  • At which point in crime fiction’s development was the sidekick’s importance at its peak? Is the sidekick tradition declining in the twenty-first century?


Topics may include:

-        The origins and development of the sidekick

-        The functions of the sidekick

-        Detective/sidekick relationships

-        The female sidekick

-        The child sidekick

-        The animal sidekick (e.g. Jerry Lee (K-9); Diefenbaker (Due South); Pedro the bloodhound (Sexton Blake); Snowy (Tin Tin); Flash (Valerie Drew))

-        The sidekick in sensation fiction (e.g. Gabriel Betteredge/Ezra Jennings (The Moonstone); George Talboys (Lady Audley’s Secret); Captain Wragge (No Name))

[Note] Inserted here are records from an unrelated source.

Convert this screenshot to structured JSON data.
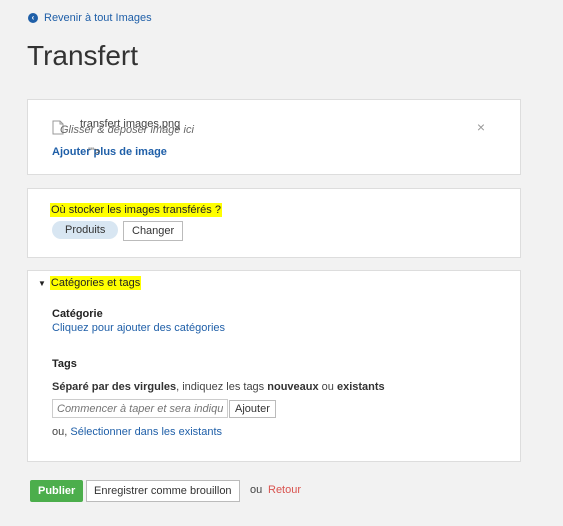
{
  "nav": {
    "back_label": "Revenir à tout Images"
  },
  "page": {
    "title": "Transfert"
  },
  "upload": {
    "file_name": "transfert images.png",
    "drop_hint": "Glisser & déposer image ici",
    "choose_label": "Ajouter plus de image",
    "overlap_text": "'\">",
    "close_symbol": "×"
  },
  "storage": {
    "question": "Où stocker les images transférés ?",
    "selected": "Produits",
    "change_label": "Changer"
  },
  "categories": {
    "toggle_label": "Catégories et tags",
    "category_label": "Catégorie",
    "category_link": "Cliquez pour ajouter des catégories",
    "tags_label": "Tags",
    "tags_help_1": "Séparé par des virgules",
    "tags_help_2": ", indiquez les tags ",
    "tags_help_3": "nouveaux",
    "tags_help_4": " ou ",
    "tags_help_5": "existants",
    "tags_placeholder": "Commencer à taper et sera indiqué",
    "add_label": "Ajouter",
    "or_prefix": "ou, ",
    "select_existing": "Sélectionner dans les existants"
  },
  "actions": {
    "publish": "Publier",
    "draft": "Enregistrer comme brouillon",
    "or": "ou",
    "back": "Retour"
  },
  "colors": {
    "accent": "#1f5fa8",
    "publish_green": "#4cae4c",
    "highlight": "#ffff00",
    "back_red": "#d9534f"
  }
}
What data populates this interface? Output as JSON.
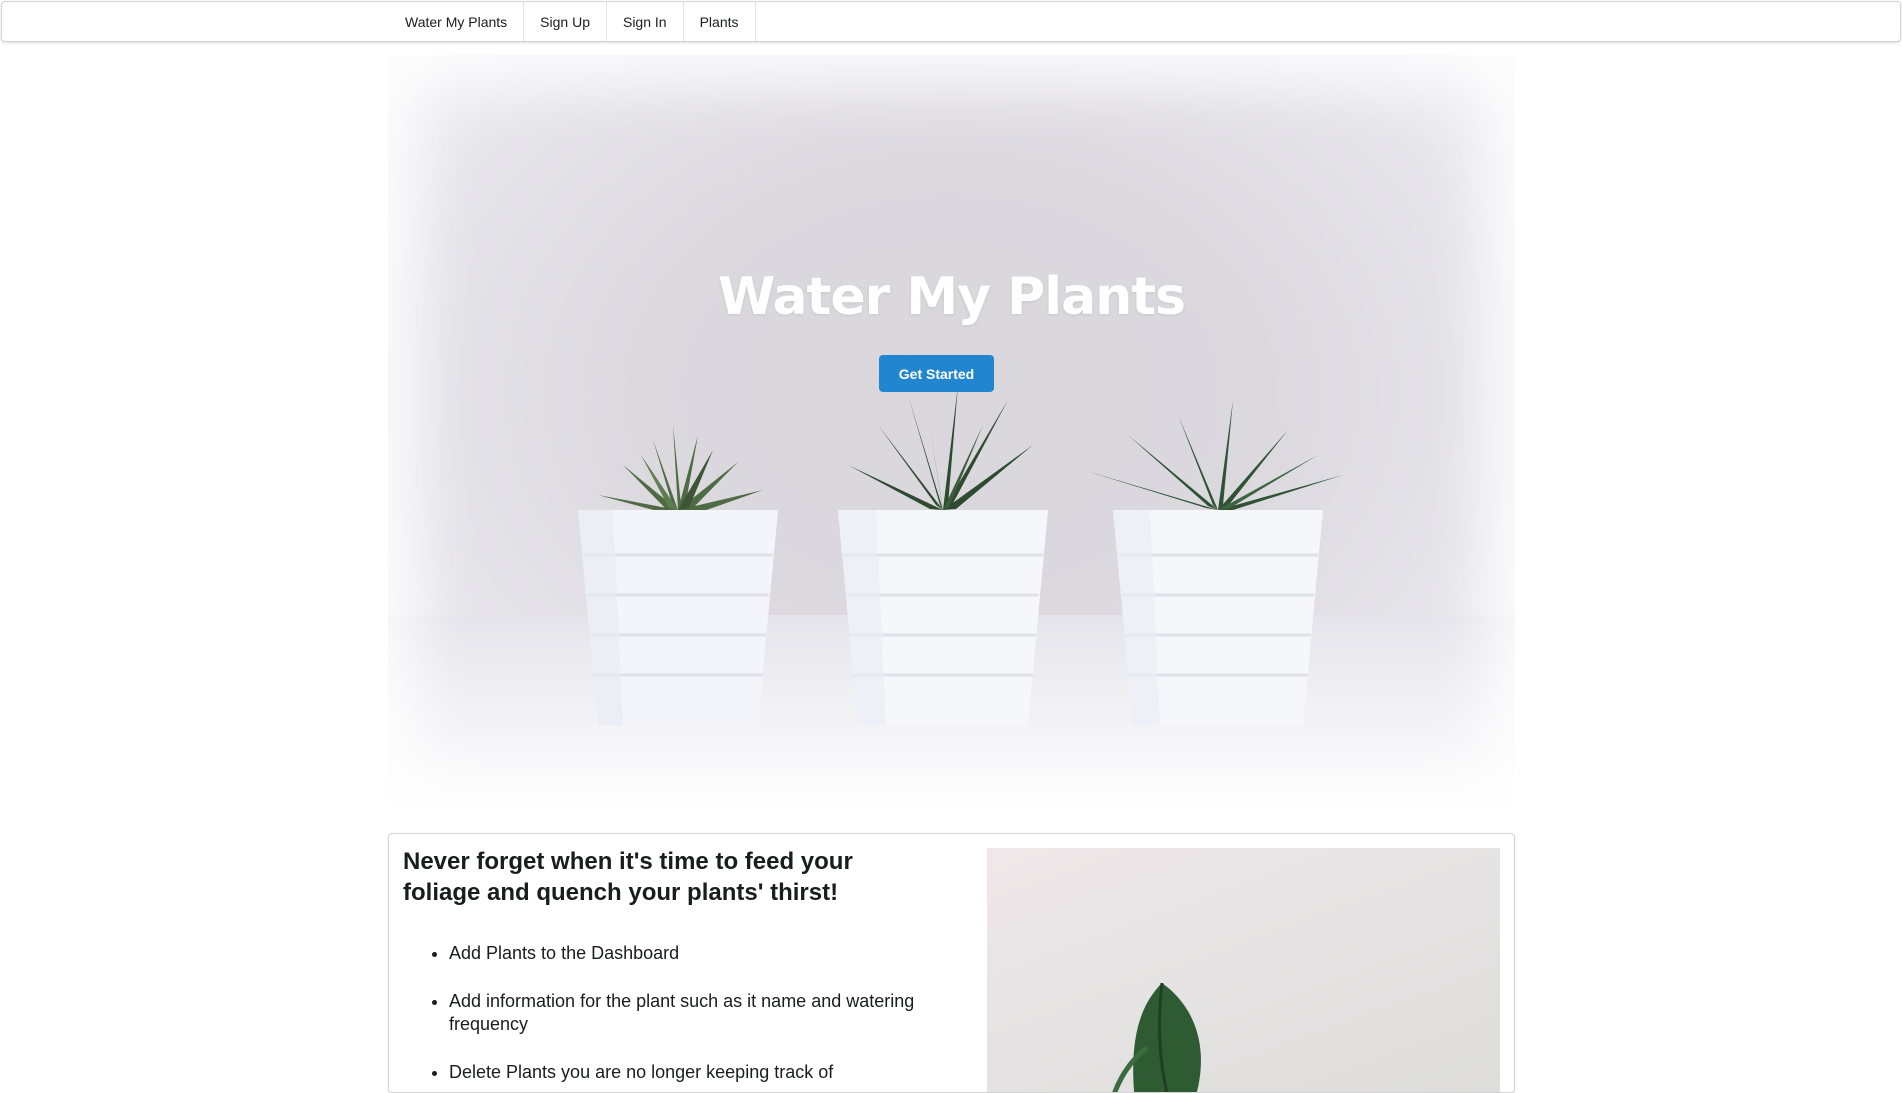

-        The supernatural sidekick (e.g. Bob in The Dresden Files)

-        The criminal as sidekick (e.g. Dr Hannibal Lecter)

-        The sidekick as suspect/villain (e.g. Dr James Sheppard)

-        The sidekick as narrator and/or biographer (e.g. Dr John Watson)

-        The sidekick as hero(ine)

-        The sidekick as victim (e.g. George Talboys in Lady Audley’s Secret)

-        Multiple sidekicks (e.g. Mervyn Bunter, (Chief) Inspector Parker and Harriet Vane)

-        Modern interpretations of classic sidekicks (e.g. Joan Watson in Elementary)

-        The sidekick’s comic potential

-        The sacrificial sidekick

-        The corruption of the sidekick

-        The marginality of the sidekick

-        The absence and/or loss of the sidekick

-        Romance, sexuality and the sidekick


Sidekicks under scrutiny may include:

-        Gabriel Betteredge/Ezra Jennings

-        George Talboys

-        Dr John Watson

-        Captain Arthur J. M. Hastings

-        Mervyn Bunter/Chief Inspector Parker/Harriet Vane

-        Robert ‘Robbie’ Lewis/DS James Hathaway

-        Robin (in his various incarnations: Dick Grayson; Jason Todd; Tim Drake; Damian Wayne)

-        Maddy Magellan, Carla Borrego, Joey Ross, Polly Creek (Jonathan Creek sidekicks)


Please submit an abstract of 300-350 words and biography of 50-100 words to Lucy Andrew (l.andrew@chester.ac.uk) and Sam Saunders (S.J.Saunders@2014.ljmu.ac.uk) by Monday 13th November 2017.

Completed essays of 7-8,000 words will be due by Monday 4th June 2018.